In the community, the changes presented at the ceremonies are symbolic.
These are the most significant ceremonies.
At the ceremony of one, the Newchild gets a name and is recognized for the first time as more than just a number.
For the earliest ceremony, the Naming, the Nurturers brought the newchildren to the stage. (ch 6, p. 41)
Newchildren also get a family at one. The family consists of a Father, Mother, and one child of each gender. The family units only exist for child-rearing purposes, and the couple has to apply for a child and be approved by the committee.
Jonas describes the ceremonies of Two, Three and Four as boring. Children are not really considered significant until Three. “Dream-telling began with Threes” (ch 5, p. 35) and language instruction is important at this age.
The ceremonies of Four, Five, and Six are basically just the children aging one more year.
Fours, Fives, and Sixes all wore jackets that fastened down the back so that they would have to help each other dress and would learn interdependence. (ch 6, p. 40)
At Seven, children get front-button jackets. This is significant because until that point the jackets have buttoned in the back.
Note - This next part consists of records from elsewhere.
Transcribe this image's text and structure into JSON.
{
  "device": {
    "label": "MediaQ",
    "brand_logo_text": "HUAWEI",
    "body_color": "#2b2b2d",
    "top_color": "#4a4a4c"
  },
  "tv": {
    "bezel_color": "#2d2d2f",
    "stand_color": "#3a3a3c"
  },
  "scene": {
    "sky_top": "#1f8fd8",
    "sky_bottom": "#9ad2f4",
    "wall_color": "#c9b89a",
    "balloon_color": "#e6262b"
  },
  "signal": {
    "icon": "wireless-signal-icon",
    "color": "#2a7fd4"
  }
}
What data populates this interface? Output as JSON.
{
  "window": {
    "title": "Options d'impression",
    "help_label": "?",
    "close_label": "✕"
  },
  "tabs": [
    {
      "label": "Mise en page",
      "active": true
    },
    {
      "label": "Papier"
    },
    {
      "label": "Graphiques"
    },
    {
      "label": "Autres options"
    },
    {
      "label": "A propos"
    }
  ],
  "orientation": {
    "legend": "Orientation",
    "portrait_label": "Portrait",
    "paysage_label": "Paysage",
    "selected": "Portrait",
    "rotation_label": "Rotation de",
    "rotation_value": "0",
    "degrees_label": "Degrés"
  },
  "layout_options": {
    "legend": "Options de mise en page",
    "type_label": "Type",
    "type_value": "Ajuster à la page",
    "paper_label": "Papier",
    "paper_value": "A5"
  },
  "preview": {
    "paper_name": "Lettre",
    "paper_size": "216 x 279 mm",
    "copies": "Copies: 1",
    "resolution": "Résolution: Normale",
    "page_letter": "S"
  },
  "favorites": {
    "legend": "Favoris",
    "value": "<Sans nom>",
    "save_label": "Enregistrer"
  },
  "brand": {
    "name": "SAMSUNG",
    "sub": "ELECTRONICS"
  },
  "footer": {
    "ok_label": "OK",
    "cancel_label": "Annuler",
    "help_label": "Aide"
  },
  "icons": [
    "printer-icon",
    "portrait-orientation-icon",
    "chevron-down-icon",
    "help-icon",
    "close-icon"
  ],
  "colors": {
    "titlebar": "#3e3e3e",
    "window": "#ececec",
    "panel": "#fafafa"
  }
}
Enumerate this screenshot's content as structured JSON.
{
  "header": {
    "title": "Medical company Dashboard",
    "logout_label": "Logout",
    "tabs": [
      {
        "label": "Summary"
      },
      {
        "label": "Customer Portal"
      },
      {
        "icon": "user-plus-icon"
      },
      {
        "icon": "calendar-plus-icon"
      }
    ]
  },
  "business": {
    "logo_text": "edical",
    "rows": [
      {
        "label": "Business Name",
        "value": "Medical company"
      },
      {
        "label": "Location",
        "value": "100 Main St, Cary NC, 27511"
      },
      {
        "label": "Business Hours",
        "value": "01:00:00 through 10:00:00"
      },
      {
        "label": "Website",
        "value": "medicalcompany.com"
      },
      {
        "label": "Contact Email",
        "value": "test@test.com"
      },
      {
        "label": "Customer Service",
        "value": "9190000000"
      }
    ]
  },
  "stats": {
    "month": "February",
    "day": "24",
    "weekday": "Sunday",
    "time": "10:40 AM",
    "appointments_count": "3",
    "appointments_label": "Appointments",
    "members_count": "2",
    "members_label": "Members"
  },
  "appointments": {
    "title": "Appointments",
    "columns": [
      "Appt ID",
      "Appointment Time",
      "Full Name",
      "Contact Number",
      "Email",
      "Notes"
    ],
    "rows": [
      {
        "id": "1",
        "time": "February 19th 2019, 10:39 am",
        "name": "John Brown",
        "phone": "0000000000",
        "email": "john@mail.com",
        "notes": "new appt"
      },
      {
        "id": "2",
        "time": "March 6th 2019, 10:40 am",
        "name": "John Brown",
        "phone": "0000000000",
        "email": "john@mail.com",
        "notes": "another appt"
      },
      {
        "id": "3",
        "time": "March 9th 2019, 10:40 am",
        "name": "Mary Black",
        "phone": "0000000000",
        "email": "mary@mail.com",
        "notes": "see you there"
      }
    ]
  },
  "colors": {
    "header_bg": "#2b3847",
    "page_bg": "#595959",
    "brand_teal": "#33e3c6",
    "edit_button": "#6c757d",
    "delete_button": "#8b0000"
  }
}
This change is “the first sign of independence” (ch 6, p. 41).
At Eight, children begin volunteer hours, and yet another sign of growing independence.
Lily… became an Eight and received the identifying jacket that she would wear this year, this one with smaller buttons and, for the first time, pockets, indicating that she was mature enough now to keep track of her own small belongings. (ch 6, p. 45)
At Nine, children receive one of the most coveted gifts: the bicycle. They have been secretly taught how to ride them. The bicycle is a strong symbol of moving away from the family unit, out into the community.
Tens get a haircut, so the ceremony is a bit more time consuming.
[Each] child's hair was snipped neatly into its distinguishing cut: females lost their braids at Ten, and males, too, relinquished their long childish hair and took on the more manly short style which exposed their ears. (p. 46)
Elevens are pretty much just waiting to be Twelve. The females get bras and the children get clothes with special pockets for a new calculator.
Twelve is the most significant ceremony in some ways, because it is the last one. At Twelve children are no longer really children. They are young adults. They no longer are designated by age, but rather by occupation. Their occupations are chosen for them by a committee of Elders.
Lowry, Lois (1993-04-26). The Giver (Newbery Medal Book). Houghton Mifflin Harcourt. Kindle Edition.